Assume that your GA has chromosomes in the following structure:
ch = (g0, g1, g2, g3, g4, g5, g6, g7)
g0-7 can be any digits between zero to nine.
The fitness of each chromosome is calculated using the following formula:
f(ch) = (g0 + g1) – (g2 + g3) + (g4 + g5 ) – (g6 + g7)
BODMAS is a thing…
This problem is a maximisation problem.
In this scenario we initially have a population of four chromosomes as shown below: Continue reading
Once again with definitions and stuff. I’m sure this makes for an absolutely thrilling read. Below we’re talk about the different types of genetic algorithm. Pretty straight forward.
Genetic algorithms are a form of evolutionary computation pioneered by one John Henry Holland in 1975. At the time, the main limitation of applying early genetic algorithms was computing power. Because apparently my current computer is like 30,000 times more powerful than my first computer. Yeah… Continue reading
It’s been a thousand years since the Great Exodus and little fewer since the Age of Dragons came to an end. The horrors of The Old World have long since been forgotten. Civilisation thrives in the new land of Epimia.
Posted in RPGs
This week on Natural Algorithms: We learn some terminology, Kriss makes a wisecrack and a dog does science!
Okay, so the point here is that we’re looking at different types of fitness functions. We divide the type of function an algorithm uses based on what it returns and how it searches for the result. Notably, a continuous or boolean function can be applied to both a full function search and a partial function search. Continue reading
Stochastic Diffusion Search is a search algorithm that can take the form of either a neural network or a swarm and attempts an optimal application of resources. The agents scatter randomly across the search area and keep searching random locations until either they or one of their neighbours find a location that they determine to be good. An agent that finds a good location tries to take a neighbour to that location (which will in-turn judge whether it believes the location to be good, or bad, and do the same), while an agent that fails to find a good location will follow a neighbour that has, given the opportunity.
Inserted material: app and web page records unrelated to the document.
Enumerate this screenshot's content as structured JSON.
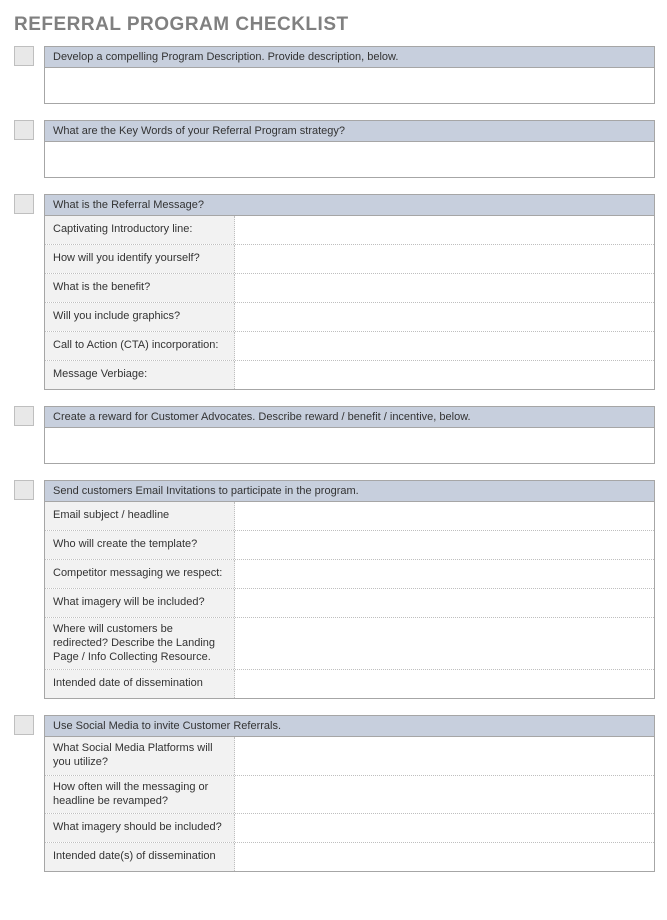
{
  "title": "REFERRAL PROGRAM CHECKLIST",
  "sections": [
    {
      "header": "Develop a compelling Program Description.  Provide description, below.",
      "textarea": true
    },
    {
      "header": "What are the Key Words of your Referral Program strategy?",
      "textarea": true
    },
    {
      "header": "What is the Referral Message?",
      "rows": [
        "Captivating Introductory line:",
        "How will you identify yourself?",
        "What is the benefit?",
        "Will you include graphics?",
        "Call to Action (CTA) incorporation:",
        "Message Verbiage:"
      ]
    },
    {
      "header": "Create a reward for Customer Advocates.  Describe reward / benefit / incentive, below.",
      "textarea": true
    },
    {
      "header": "Send customers Email Invitations to participate in the program.",
      "rows": [
        "Email subject / headline",
        "Who will create the template?",
        "Competitor messaging we respect:",
        "What imagery will be included?",
        "Where will customers be redirected? Describe the Landing Page / Info Collecting Resource.",
        "Intended date of dissemination"
      ]
    },
    {
      "header": "Use Social Media to invite Customer Referrals.",
      "rows": [
        "What Social Media Platforms will you utilize?",
        "How often will the messaging or headline be revamped?",
        "What imagery should be included?",
        "Intended date(s) of dissemination"
      ]
    }
  ]
}
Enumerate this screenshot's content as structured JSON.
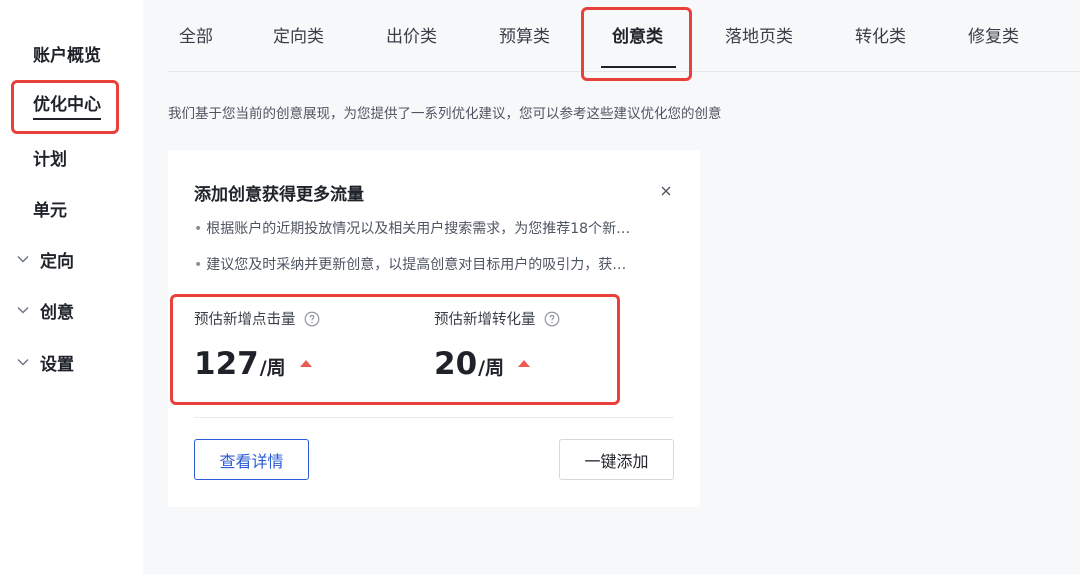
{
  "sidebar": {
    "items": [
      {
        "label": "账户概览",
        "type": "plain"
      },
      {
        "label": "优化中心",
        "type": "plain",
        "active": true
      },
      {
        "label": "计划",
        "type": "plain"
      },
      {
        "label": "单元",
        "type": "plain"
      },
      {
        "label": "定向",
        "type": "group",
        "icon": "chevron-down-icon"
      },
      {
        "label": "创意",
        "type": "group",
        "icon": "chevron-down-icon"
      },
      {
        "label": "设置",
        "type": "group",
        "icon": "chevron-down-icon"
      }
    ]
  },
  "tabs": [
    {
      "label": "全部"
    },
    {
      "label": "定向类"
    },
    {
      "label": "出价类"
    },
    {
      "label": "预算类"
    },
    {
      "label": "创意类",
      "active": true
    },
    {
      "label": "落地页类"
    },
    {
      "label": "转化类"
    },
    {
      "label": "修复类"
    }
  ],
  "intro": "我们基于您当前的创意展现，为您提供了一系列优化建议，您可以参考这些建议优化您的创意",
  "card": {
    "title": "添加创意获得更多流量",
    "close_icon": "close-icon",
    "bullets": [
      "根据账户的近期投放情况以及相关用户搜索需求，为您推荐18个新…",
      "建议您及时采纳并更新创意，以提高创意对目标用户的吸引力，获…"
    ],
    "metrics": [
      {
        "label": "预估新增点击量",
        "value": "127",
        "unit": "/周",
        "trend": "up"
      },
      {
        "label": "预估新增转化量",
        "value": "20",
        "unit": "/周",
        "trend": "up"
      }
    ],
    "buttons": {
      "details": "查看详情",
      "add_all": "一键添加"
    }
  },
  "colors": {
    "highlight": "#e8403a",
    "primary": "#2b5cd6",
    "trend_up": "#ee5b52"
  }
}
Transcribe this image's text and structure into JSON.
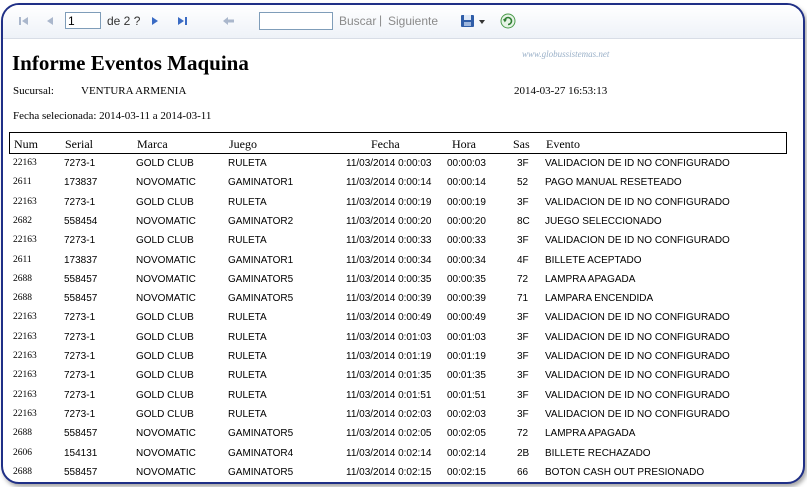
{
  "toolbar": {
    "page_value": "1",
    "of_label": "de 2 ?",
    "search_label": "Buscar",
    "separator": "|",
    "next_label": "Siguiente"
  },
  "report": {
    "title": "Informe Eventos Maquina",
    "watermark": "www.globussistemas.net",
    "sucursal_label": "Sucursal:",
    "sucursal_value": "VENTURA ARMENIA",
    "datetime": "2014-03-27 16:53:13",
    "fecha_selected": "Fecha selecionada: 2014-03-11 a 2014-03-11",
    "columns": [
      "Num",
      "Serial",
      "Marca",
      "Juego",
      "Fecha",
      "Hora",
      "Sas",
      "Evento"
    ],
    "rows": [
      [
        "22163",
        "7273-1",
        "GOLD CLUB",
        "RULETA",
        "11/03/2014 0:00:03",
        "00:00:03",
        "3F",
        "VALIDACION DE ID NO CONFIGURADO"
      ],
      [
        "2611",
        "173837",
        "NOVOMATIC",
        "GAMINATOR1",
        "11/03/2014 0:00:14",
        "00:00:14",
        "52",
        "PAGO MANUAL RESETEADO"
      ],
      [
        "22163",
        "7273-1",
        "GOLD CLUB",
        "RULETA",
        "11/03/2014 0:00:19",
        "00:00:19",
        "3F",
        "VALIDACION DE ID NO CONFIGURADO"
      ],
      [
        "2682",
        "558454",
        "NOVOMATIC",
        "GAMINATOR2",
        "11/03/2014 0:00:20",
        "00:00:20",
        "8C",
        "JUEGO SELECCIONADO"
      ],
      [
        "22163",
        "7273-1",
        "GOLD CLUB",
        "RULETA",
        "11/03/2014 0:00:33",
        "00:00:33",
        "3F",
        "VALIDACION DE ID NO CONFIGURADO"
      ],
      [
        "2611",
        "173837",
        "NOVOMATIC",
        "GAMINATOR1",
        "11/03/2014 0:00:34",
        "00:00:34",
        "4F",
        "BILLETE ACEPTADO"
      ],
      [
        "2688",
        "558457",
        "NOVOMATIC",
        "GAMINATOR5",
        "11/03/2014 0:00:35",
        "00:00:35",
        "72",
        "LAMPRA APAGADA"
      ],
      [
        "2688",
        "558457",
        "NOVOMATIC",
        "GAMINATOR5",
        "11/03/2014 0:00:39",
        "00:00:39",
        "71",
        "LAMPARA ENCENDIDA"
      ],
      [
        "22163",
        "7273-1",
        "GOLD CLUB",
        "RULETA",
        "11/03/2014 0:00:49",
        "00:00:49",
        "3F",
        "VALIDACION DE ID NO CONFIGURADO"
      ],
      [
        "22163",
        "7273-1",
        "GOLD CLUB",
        "RULETA",
        "11/03/2014 0:01:03",
        "00:01:03",
        "3F",
        "VALIDACION DE ID NO CONFIGURADO"
      ],
      [
        "22163",
        "7273-1",
        "GOLD CLUB",
        "RULETA",
        "11/03/2014 0:01:19",
        "00:01:19",
        "3F",
        "VALIDACION DE ID NO CONFIGURADO"
      ],
      [
        "22163",
        "7273-1",
        "GOLD CLUB",
        "RULETA",
        "11/03/2014 0:01:35",
        "00:01:35",
        "3F",
        "VALIDACION DE ID NO CONFIGURADO"
      ],
      [
        "22163",
        "7273-1",
        "GOLD CLUB",
        "RULETA",
        "11/03/2014 0:01:51",
        "00:01:51",
        "3F",
        "VALIDACION DE ID NO CONFIGURADO"
      ],
      [
        "22163",
        "7273-1",
        "GOLD CLUB",
        "RULETA",
        "11/03/2014 0:02:03",
        "00:02:03",
        "3F",
        "VALIDACION DE ID NO CONFIGURADO"
      ],
      [
        "2688",
        "558457",
        "NOVOMATIC",
        "GAMINATOR5",
        "11/03/2014 0:02:05",
        "00:02:05",
        "72",
        "LAMPRA APAGADA"
      ],
      [
        "2606",
        "154131",
        "NOVOMATIC",
        "GAMINATOR4",
        "11/03/2014 0:02:14",
        "00:02:14",
        "2B",
        "BILLETE RECHAZADO"
      ],
      [
        "2688",
        "558457",
        "NOVOMATIC",
        "GAMINATOR5",
        "11/03/2014 0:02:15",
        "00:02:15",
        "66",
        "BOTON CASH OUT PRESIONADO"
      ]
    ]
  }
}
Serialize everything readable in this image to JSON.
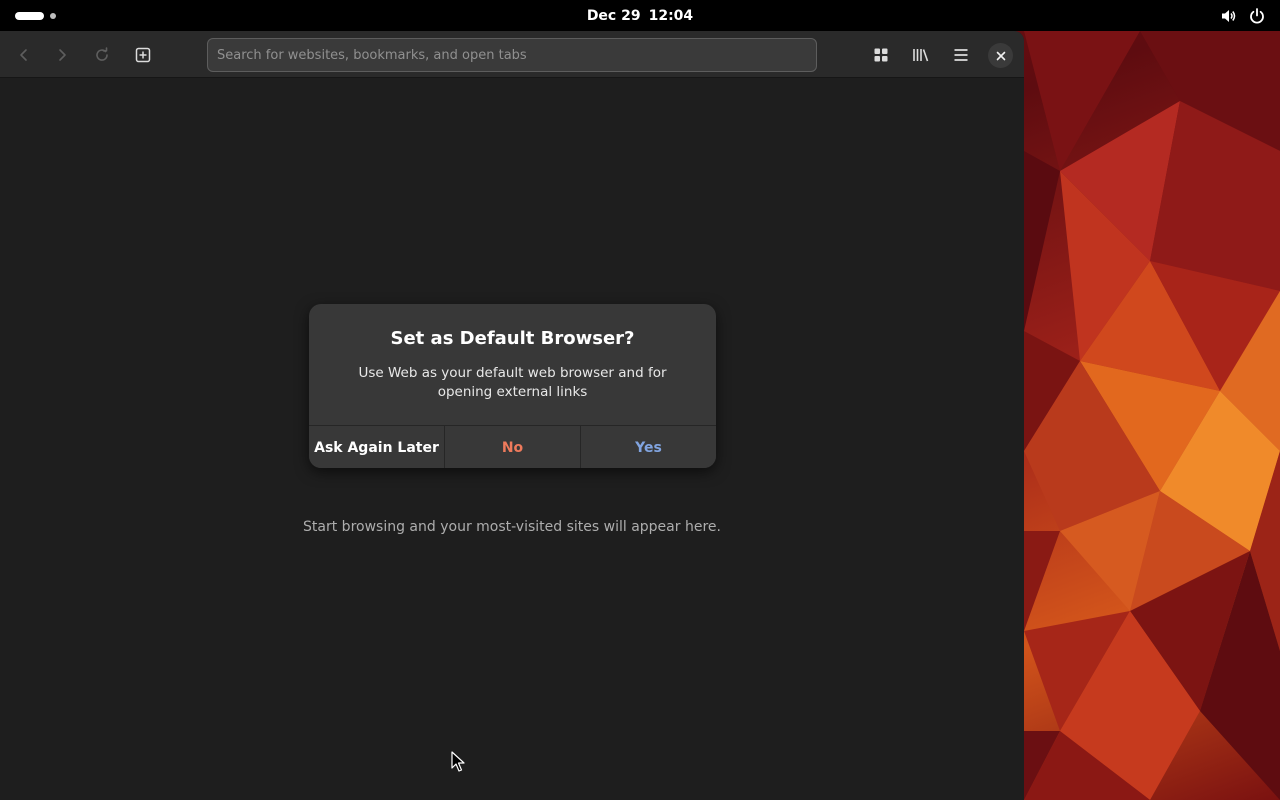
{
  "topbar": {
    "date": "Dec 29",
    "time": "12:04",
    "icons": [
      "volume-icon",
      "power-icon"
    ]
  },
  "browser": {
    "toolbar": {
      "back_icon": "back-arrow-icon",
      "forward_icon": "forward-arrow-icon",
      "reload_icon": "reload-icon",
      "new_tab_icon": "new-tab-icon",
      "search_placeholder": "Search for websites, bookmarks, and open tabs",
      "search_value": "",
      "tabs_overview_icon": "tabs-overview-icon",
      "library_icon": "library-icon",
      "menu_icon": "hamburger-menu-icon",
      "close_icon": "close-icon"
    },
    "empty_state": "Start browsing and your most-visited sites will appear here."
  },
  "dialog": {
    "title": "Set as Default Browser?",
    "body": "Use Web as your default web browser and for opening external links",
    "buttons": {
      "later": "Ask Again Later",
      "no": "No",
      "yes": "Yes"
    }
  },
  "colors": {
    "no_button": "#ee7a5c",
    "yes_button": "#81a4e0",
    "dialog_bg": "#383838",
    "window_bg": "#1e1e1e"
  }
}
Continue reading
In this post, we’ll be exploring the application of Dispersive Flies Optimisation, as originally pondered in my previous post. Specifically, we’ll discuss applying DFO to AirBnB data, as the AirBnB data is readily available with very little effort. I will be referring to the data provided for London, however all of the available data should be the same.
There are probably loads of ways we can apply DFO to search this information; I’m going to be looking for the best place to stay. Continue reading
It’s quite curious that at the time of writing, this algorithm doesn’t have so much as a Wikipedia page. Heck, a cursory Google search implies that the individual who came up with it is the very same guy who asked for people to think about it.
Yeah, you! I know you’re out there Mohammad!
Dispersive Flies Optimisation
Dispersive Flies Optimisation (DFO) is a swarm intelligence algorithm that aims to find the best piece of data in a matrix. How good a piece of data (referred to as an agent) is, is judged by its fitness. An agent contains data, or I suppose metadata, such as a location, among other possible things. The flies are then scattered across various locations within the data and set to finding the optimal location, which is either the lowest possible fitness, or highest. Continue reading
There are two dominant No Free Lunch theorem’s that relate to computing. One is focused towards search and optimisation, while the other is for supervised machine learning.
The Key Point
Eric Cai eloquently describes the No Free Lunch theorem in relation to Machine Learning. He describes the theorem as a series of simplifications and assumptions that apply to a problem and it’s solution. In turn, he also points out that the simplifications and assumptions that work for one problem and it’s solution will not nescessarily work on another problem, thus making the solution ineffective.
The “No Free Lunch” theorem states that there is no one model that works best for every problem
The idea that a solution cannot be picked up and applied to another problem without any work at all is most likely the origin of the name.
The original No Free Lunch Theorems for Optimization paper can be found here, if you’re into that kind of thing.